Unlike most law enforcement policy in Israel, which is determined by the police independently of the Ministry of National Security, gun regulation and administration are entirely under the ministry's authority—which Ben-Gvir is using for his own political ends. By easing the distribution of more guns to Israelis, including many settlers, Ben-Gvir—who is a settler himself—is hoping to boost his militaristic public persona and whip up even more anti-Palestinian hysteria. He has made public handouts of guns into a media carnival, even occasionally handing out the guns himself on camera and promoting the photos and videos on social media.
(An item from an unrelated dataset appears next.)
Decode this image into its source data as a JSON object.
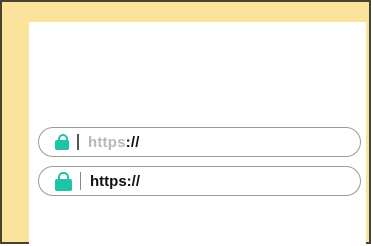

These photo-ops recently alarmed U.S. officials, who expressed concern that weapons provided to Israel by the United States would be used to arm citizens and for Ben-Gvir's political photo-ups, rather than be delivered to the Israeli army or police as intended. After the U.S. threatened to suspend the delivery of 20,000 rifles that the Ministry of National Security has purchased from American suppliers, the Israeli government officially committed to Washington that the rifles would only be distributed by the police or army. However, the rifles could still be given to rapid response squads, because the Israeli police administer them.
By distributing more guns to Israelis, including many settlers, Ben-Gvir—a settler himself—is hoping to boost his militaristic public persona and whip up even more anti-Palestinian hysteria.
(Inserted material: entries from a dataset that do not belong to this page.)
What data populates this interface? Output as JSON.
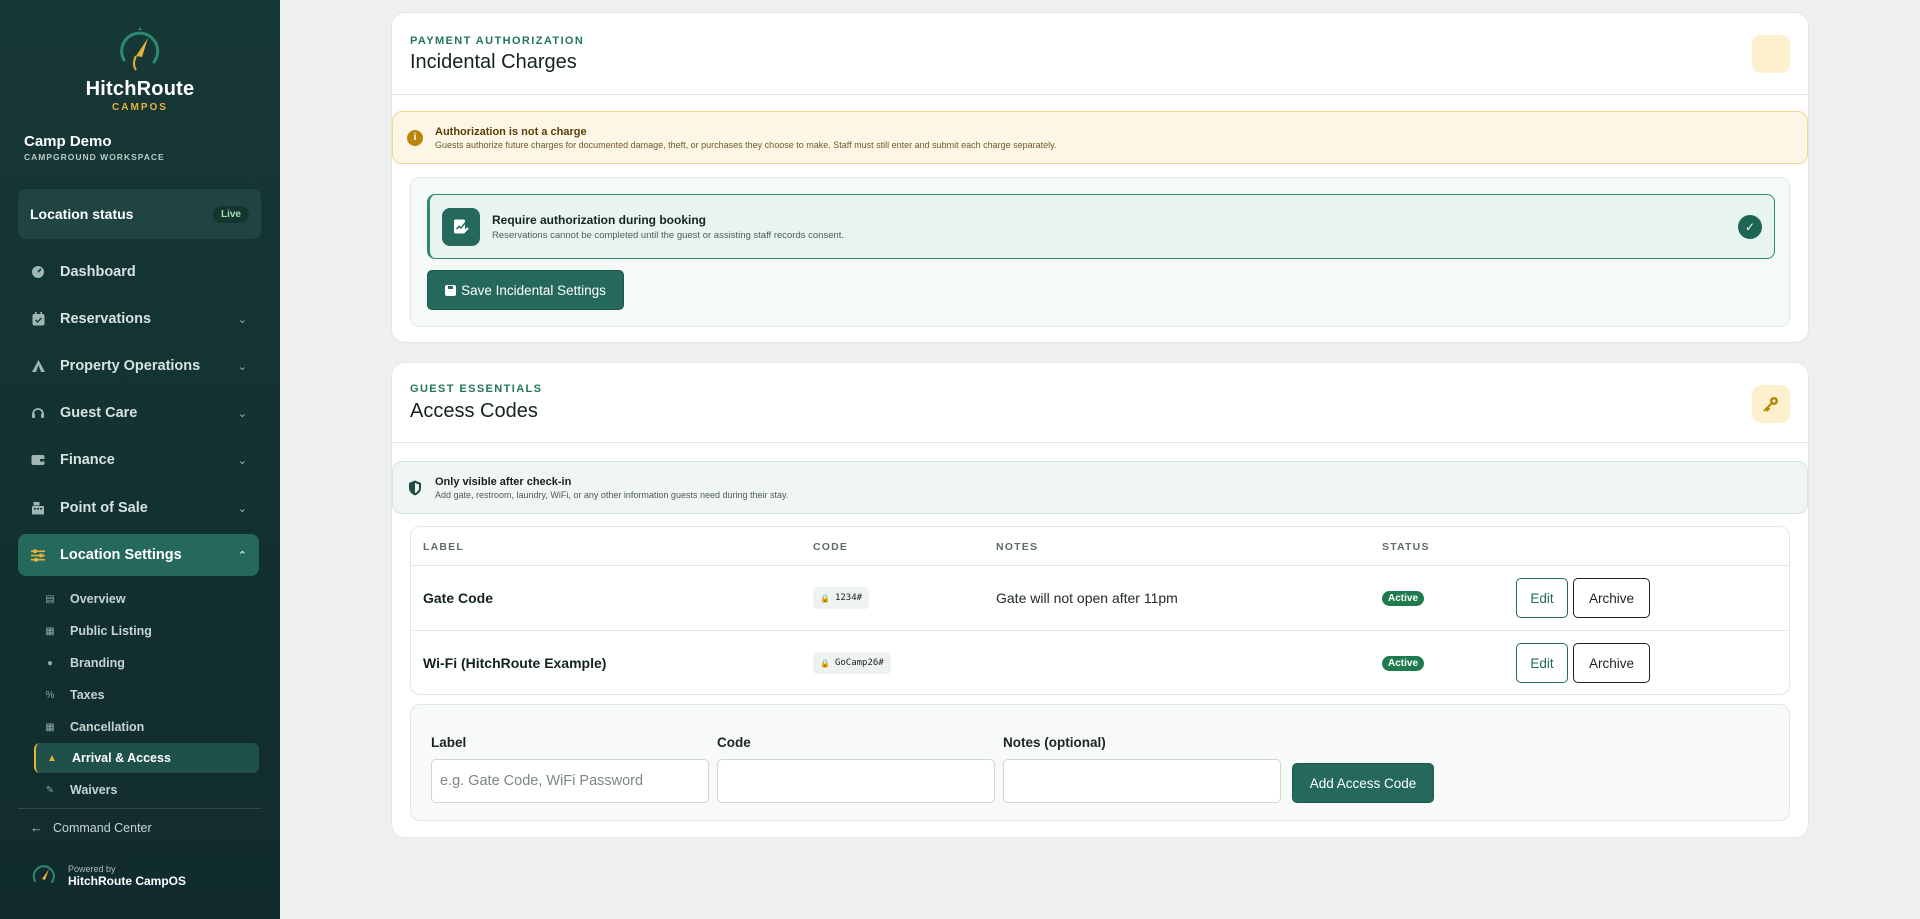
{
  "sidebar": {
    "brand_name": "HitchRoute",
    "brand_sub": "CAMPOS",
    "camp_name": "Camp Demo",
    "camp_sub": "CAMPGROUND WORKSPACE",
    "location_status_label": "Location status",
    "location_status_badge": "Live",
    "nav": [
      {
        "label": "Dashboard",
        "icon": "gauge-icon"
      },
      {
        "label": "Reservations",
        "icon": "calendar-icon"
      },
      {
        "label": "Property Operations",
        "icon": "tent-icon"
      },
      {
        "label": "Guest Care",
        "icon": "headset-icon"
      },
      {
        "label": "Finance",
        "icon": "wallet-icon"
      },
      {
        "label": "Point of Sale",
        "icon": "register-icon"
      },
      {
        "label": "Location Settings",
        "icon": "sliders-icon"
      }
    ],
    "sub_nav": [
      {
        "label": "Overview"
      },
      {
        "label": "Public Listing"
      },
      {
        "label": "Branding"
      },
      {
        "label": "Taxes"
      },
      {
        "label": "Cancellation"
      },
      {
        "label": "Arrival & Access"
      },
      {
        "label": "Waivers"
      }
    ],
    "command_center": "Command Center",
    "powered_by": "Powered by",
    "powered_brand": "HitchRoute CampOS"
  },
  "incidental": {
    "eyebrow": "PAYMENT AUTHORIZATION",
    "title": "Incidental Charges",
    "callout_title": "Authorization is not a charge",
    "callout_body": "Guests authorize future charges for documented damage, theft, or purchases they choose to make. Staff must still enter and submit each charge separately.",
    "require_title": "Require authorization during booking",
    "require_sub": "Reservations cannot be completed until the guest or assisting staff records consent.",
    "require_checked": true,
    "save_label": "Save Incidental Settings"
  },
  "access": {
    "eyebrow": "GUEST ESSENTIALS",
    "title": "Access Codes",
    "callout_title": "Only visible after check-in",
    "callout_body": "Add gate, restroom, laundry, WiFi, or any other information guests need during their stay.",
    "columns": {
      "label": "LABEL",
      "code": "CODE",
      "notes": "NOTES",
      "status": "STATUS"
    },
    "rows": [
      {
        "label": "Gate Code",
        "code": "1234#",
        "notes": "Gate will not open after 11pm",
        "status": "Active"
      },
      {
        "label": "Wi-Fi (HitchRoute Example)",
        "code": "GoCamp26#",
        "notes": "",
        "status": "Active"
      }
    ],
    "edit_label": "Edit",
    "archive_label": "Archive",
    "form": {
      "label_title": "Label",
      "label_placeholder": "e.g. Gate Code, WiFi Password",
      "code_title": "Code",
      "notes_title": "Notes (optional)",
      "add_label": "Add Access Code"
    }
  },
  "colors": {
    "sidebar_bg": "#163836",
    "accent": "#24695b",
    "gold": "#e6b23a",
    "status_active": "#1f7a4d"
  }
}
- Eyal Lurie-Pardes
A policy to arm up so many Israelis could inflame already high tensions between Jews and Palestinians within the Green Line and in East Jerusalem. In recent weeks, unlike the events of May 2021, there were no major riots in mixed Arab-Jewish cities or clashes in East Jerusalem. But this relative quiet is fragile, especially at time when many Israelis describe every Palestinian as "the enemy." This rage toward Palestinians is evident in right-wing groups that have attacked Palestinian students and left-wing activists in Israel. In such a volatile situation, arming so many Israelis, who still lack sufficient training to use a gun, could fuel a new wave of national unrest.
Loosening gun regulations is especially dangerous in the West Bank, where settler violence has surged since Oct. 7, with attacks killing at least 115 Palestinians, wounding more than 2,000 and forcibly displacing some 1,000 Palestinians from their homes. Settler violence had already been on the rise for the past year. Arming practically every settler, as Ben-Gvir wants, will only lead to even more violence. After Hamas's attack, the head of the Binyamin Regional Council, the municipality for nearly 50 settlements and outposts in the central West Bank, stated that "every Arab that gets close to a settlement and risks residents" is a legitimate target.
Ben-Gvir is playing with fire. A new round of intercommunal violence much worse than May 2021—"Guardian of the Walls 2.0," as Ben-Gvir put it—could become a self-fulfilling prophecy. Even after this war in Gaza eventually ends, all these additional weapons and new militia-like defense squads will have created a dangerous new reality across Israel.